### Activity
Filter these entries down to the lines that hold the word "Status", and show each of them.

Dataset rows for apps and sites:
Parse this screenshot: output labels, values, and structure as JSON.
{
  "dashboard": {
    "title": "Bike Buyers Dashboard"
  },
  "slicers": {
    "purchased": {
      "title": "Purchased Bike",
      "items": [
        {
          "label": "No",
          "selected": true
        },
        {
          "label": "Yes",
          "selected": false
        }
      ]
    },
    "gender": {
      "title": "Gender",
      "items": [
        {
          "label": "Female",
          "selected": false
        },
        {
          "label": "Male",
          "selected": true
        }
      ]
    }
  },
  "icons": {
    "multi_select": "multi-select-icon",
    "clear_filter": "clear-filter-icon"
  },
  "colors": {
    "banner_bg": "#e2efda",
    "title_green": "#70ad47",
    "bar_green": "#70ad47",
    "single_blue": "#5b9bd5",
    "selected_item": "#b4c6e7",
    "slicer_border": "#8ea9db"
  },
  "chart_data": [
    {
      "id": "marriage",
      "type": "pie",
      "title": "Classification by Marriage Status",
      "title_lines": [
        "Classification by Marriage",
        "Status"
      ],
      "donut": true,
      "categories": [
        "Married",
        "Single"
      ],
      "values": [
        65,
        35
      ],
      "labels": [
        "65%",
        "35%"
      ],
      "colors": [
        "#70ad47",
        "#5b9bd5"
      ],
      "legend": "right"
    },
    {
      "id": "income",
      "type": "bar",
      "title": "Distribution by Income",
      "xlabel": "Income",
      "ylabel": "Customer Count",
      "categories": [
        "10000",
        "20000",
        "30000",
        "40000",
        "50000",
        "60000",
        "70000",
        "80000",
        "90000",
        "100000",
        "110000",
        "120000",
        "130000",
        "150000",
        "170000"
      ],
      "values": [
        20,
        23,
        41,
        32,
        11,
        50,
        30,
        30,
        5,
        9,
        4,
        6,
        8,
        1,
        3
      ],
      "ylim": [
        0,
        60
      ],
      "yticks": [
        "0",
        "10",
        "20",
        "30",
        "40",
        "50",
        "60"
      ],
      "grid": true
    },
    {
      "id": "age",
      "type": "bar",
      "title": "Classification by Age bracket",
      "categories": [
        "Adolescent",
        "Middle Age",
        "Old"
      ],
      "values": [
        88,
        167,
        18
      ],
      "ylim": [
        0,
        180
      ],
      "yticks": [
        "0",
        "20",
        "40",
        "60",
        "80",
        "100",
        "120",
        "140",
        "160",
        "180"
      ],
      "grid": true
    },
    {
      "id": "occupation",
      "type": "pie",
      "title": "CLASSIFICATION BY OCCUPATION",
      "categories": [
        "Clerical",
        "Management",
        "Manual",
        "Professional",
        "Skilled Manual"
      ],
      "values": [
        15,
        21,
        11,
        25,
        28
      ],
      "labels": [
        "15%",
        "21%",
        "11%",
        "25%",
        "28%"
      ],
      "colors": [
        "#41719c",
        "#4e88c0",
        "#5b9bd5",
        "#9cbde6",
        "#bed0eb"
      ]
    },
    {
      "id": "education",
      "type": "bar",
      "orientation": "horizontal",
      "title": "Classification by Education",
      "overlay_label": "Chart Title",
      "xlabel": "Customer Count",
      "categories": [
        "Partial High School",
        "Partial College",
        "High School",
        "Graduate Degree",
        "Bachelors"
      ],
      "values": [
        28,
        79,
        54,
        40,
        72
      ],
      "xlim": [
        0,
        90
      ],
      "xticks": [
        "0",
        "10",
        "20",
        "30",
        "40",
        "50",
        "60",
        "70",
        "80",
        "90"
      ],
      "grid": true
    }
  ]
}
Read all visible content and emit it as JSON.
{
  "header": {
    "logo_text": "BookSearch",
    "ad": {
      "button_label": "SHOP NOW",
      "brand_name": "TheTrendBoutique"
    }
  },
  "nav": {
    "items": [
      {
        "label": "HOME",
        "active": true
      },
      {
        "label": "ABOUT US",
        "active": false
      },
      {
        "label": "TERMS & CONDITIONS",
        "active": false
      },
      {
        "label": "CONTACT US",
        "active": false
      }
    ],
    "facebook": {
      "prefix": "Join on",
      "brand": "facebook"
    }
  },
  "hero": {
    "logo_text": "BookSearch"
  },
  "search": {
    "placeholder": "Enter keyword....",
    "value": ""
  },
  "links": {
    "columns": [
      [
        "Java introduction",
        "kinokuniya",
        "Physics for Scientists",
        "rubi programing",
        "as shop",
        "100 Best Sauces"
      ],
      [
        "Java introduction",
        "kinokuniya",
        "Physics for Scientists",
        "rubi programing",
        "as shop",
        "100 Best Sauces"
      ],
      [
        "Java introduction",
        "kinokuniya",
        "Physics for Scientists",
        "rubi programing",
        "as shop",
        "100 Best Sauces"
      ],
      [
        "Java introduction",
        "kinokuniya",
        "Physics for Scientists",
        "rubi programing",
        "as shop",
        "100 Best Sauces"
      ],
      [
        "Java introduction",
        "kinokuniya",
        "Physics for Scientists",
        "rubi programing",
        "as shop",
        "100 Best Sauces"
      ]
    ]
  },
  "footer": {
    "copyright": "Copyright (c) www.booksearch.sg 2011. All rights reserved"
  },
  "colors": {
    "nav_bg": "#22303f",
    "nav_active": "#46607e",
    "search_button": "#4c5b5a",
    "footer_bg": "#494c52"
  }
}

### Answer to the problem
      "title": "Classification by Marriage Status",
        "Status"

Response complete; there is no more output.